When it comes to looking to buy fashion in a brick-and-mortar store, exactly half of shoppers answered “always” or “most of the time” to that question, which came from WWD and was asked in a poll from The NPD Group Inc.
In a retail world that’s been wracked by store closures, bankruptcies and Amazon, that result could be either heartening, a sign of opportunity or worrisome (that the other half are not enjoying themselves as much or at all).
Many people still like to hit the store, to touch and feel looks, rather than just having them arrive on their doorstep after an online purchase.
And that’s a reality that experts said many retailers are still not taking full advantage of as they ramp up their digital distribution, but continue to lose market share.
Even if many customers enjoy shopping, retailers are struggling to keep up their businesses. Shoppers are following their own fancy and playing by new rules — their own.
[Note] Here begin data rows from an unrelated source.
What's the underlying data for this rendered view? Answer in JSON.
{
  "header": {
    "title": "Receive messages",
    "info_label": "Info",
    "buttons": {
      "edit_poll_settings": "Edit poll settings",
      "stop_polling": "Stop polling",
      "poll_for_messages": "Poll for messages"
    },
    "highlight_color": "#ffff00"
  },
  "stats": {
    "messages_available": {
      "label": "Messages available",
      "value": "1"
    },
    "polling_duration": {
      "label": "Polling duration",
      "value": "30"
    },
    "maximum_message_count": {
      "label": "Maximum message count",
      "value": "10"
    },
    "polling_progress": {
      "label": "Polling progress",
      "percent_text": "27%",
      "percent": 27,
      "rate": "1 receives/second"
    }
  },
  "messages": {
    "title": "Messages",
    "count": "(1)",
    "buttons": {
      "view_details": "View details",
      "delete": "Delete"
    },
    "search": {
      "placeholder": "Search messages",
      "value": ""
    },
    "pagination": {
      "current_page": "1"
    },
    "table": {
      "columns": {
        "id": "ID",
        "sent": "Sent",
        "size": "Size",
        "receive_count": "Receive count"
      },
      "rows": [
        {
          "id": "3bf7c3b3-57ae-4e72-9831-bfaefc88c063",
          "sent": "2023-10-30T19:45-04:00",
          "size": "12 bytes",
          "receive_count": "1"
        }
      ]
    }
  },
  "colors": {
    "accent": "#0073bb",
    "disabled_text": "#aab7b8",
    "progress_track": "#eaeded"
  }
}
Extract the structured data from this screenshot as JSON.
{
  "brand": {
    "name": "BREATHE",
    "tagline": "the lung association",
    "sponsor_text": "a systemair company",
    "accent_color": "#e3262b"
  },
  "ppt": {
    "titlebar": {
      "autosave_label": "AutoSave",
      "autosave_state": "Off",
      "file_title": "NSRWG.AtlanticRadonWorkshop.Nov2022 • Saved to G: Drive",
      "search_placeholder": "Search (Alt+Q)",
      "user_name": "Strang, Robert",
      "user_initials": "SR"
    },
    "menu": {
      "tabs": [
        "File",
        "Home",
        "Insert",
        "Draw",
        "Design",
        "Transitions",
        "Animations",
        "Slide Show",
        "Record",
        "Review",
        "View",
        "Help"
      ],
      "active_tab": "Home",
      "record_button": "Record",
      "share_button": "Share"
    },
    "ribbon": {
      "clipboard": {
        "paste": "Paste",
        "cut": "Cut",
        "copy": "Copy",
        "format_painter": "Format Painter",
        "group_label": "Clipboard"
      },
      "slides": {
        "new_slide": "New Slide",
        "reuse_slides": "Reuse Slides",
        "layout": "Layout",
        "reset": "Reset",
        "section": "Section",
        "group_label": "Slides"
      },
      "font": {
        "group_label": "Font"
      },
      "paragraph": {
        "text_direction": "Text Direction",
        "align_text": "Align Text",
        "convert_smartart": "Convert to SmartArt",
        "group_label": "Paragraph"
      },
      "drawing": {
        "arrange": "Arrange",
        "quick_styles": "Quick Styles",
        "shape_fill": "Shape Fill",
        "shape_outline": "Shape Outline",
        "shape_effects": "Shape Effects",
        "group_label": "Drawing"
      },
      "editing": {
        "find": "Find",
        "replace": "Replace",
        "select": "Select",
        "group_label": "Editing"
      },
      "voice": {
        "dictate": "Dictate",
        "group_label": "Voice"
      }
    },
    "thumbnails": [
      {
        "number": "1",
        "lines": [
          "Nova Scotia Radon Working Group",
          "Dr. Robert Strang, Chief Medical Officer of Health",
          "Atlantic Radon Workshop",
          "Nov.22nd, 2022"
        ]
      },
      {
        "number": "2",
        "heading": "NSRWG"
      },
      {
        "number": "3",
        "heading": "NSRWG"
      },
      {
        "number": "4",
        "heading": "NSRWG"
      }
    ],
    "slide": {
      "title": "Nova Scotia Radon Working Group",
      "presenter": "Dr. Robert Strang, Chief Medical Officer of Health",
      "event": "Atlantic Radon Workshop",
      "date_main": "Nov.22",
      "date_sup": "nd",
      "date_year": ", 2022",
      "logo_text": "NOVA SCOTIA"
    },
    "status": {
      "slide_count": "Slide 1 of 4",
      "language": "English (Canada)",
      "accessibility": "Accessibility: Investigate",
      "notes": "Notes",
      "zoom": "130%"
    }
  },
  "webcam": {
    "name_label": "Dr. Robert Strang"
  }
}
“Understanding the ‘why’ behind the ‘buy’ has become ever more important,” said Marshal Cohen, chief industry analyst at NPD.
The research firm polled consumers in August, asking, “In general, when shopping for apparel/clothing for any occasion/reason, do you enjoy shopping in-store?”
The responses broke out like this:
• Yes, Always: 21 percent
• Yes, Most of the Time: 29%
• Yes, Some of the Time: 27%
• No, Never: 10%
• I do not shop for apparel/clothing in-store, I prefer online: 4%
• I do not shop for any apparel/clothing: 9%
“People really want to go to stores, especially when it comes to apparel, not just for fit or to feel the fabric, but they get new ideas when they’re actually in the environment, seeing how it’s styled,” said Kit Yarrow, consumer psychologist at Golden Gate University. “There’s nothing better than going into a store and seeing it and touching it and smelling it for yourself. People want that.”
Still, Yarrow said she was surprised so many people said they enjoyed shopping in stores always or most of the time.
“In my research, what I hear is boredom and frustration are the things that are keeping people unhappy in terms of going to stores,” she said. “There’s a lot of sameness in apparel shopping and it takes a long time to go from store to store to store.”
Many consumers want to go to stores, but they also clearly want something new.
“I don’t think that [in-store] experience has changed enough for the consumer,” Yarrow said. “If you’re shopping in New York, that’s a pretty exciting experience no matter where you shop. But if you’re shopping at almost any other city where you’re going to the mall, that’s just pretty dismal.”
“The numbers are fairly scary,” said Martin Lindstrom, brand adviser and author of “Small Data: The Tiny Clues that Uncover Huge Trends.”
Linstrom zeroed in on the 4 percent of people who only shop for apparel online. He predicted that e-commerce companies would start to gain ground even more dramatically when they find a way to solve the fit problem — and get online shoppers looks that suit their bodies without the hassle of returns.
“The reason why the retailers exist is to curate their clothes,” he said. “Today, a lot of the retailers have not realized that that’s their role. They think they have to cram as much as they can inside those four walls.”
Linstrom, who works at the crossroads of neuroscience and marketing, said his research has shown about two-thirds of all apparel bought by women is bought in groups.
“The brick-and-mortar retailers have not really understood what makes them different and what they should focus on,” he said.
Many consumers are shopping less often and, even if they do enjoy being in the stores, are also buying more online.
Over the past few years, retailers have found that even if the majority of their sales come through the brick-and-mortar channel, almost all of their growth has come from e-commerce. That’s led to an environment in which retailers supercharged spending to build web capacity and shuttered stores.
“Retailers are moving very, very quickly to enhance their digital experience and compete with Amazon and online-only players,” said Michael Brown, a partner A.T. Kearney’s retail practice. “In those areas, they’re moving as fast as they can and we’re seeing more innovation there.”
It’s a different story in the real world, where Brown said companies have been “slow to react, to change the role of the store, the size of the store and the numbers of stores and how the store interplays with the digital experience.”
“This is the challenge of retail right now — how do you really operate a duel-channel business in a zero-growth or a negative-growth market. They need to keep pace in digital, but reduce the cost of the legacy environment.”
That process seems to be starting now, with store closures on pace this year to near 10,000 and top the rate seen in 2008.
But the stores still standing are going to have to carry a heavier load.
“Everybody’s focusing on e-commerce and Amazon, but the reality is that almost 90 percent of shopping happens in the store,” said David Bassuk, managing director at AlixPartners. “You have to still completely focus on making your store a place the consumer wants to come and it can’t just be the new assortment; it’s got to be something bigger and broader.”
So that’s retail in 2017 — spend on the part of the business that’s not growing and get it to do more with less while the web whirls on.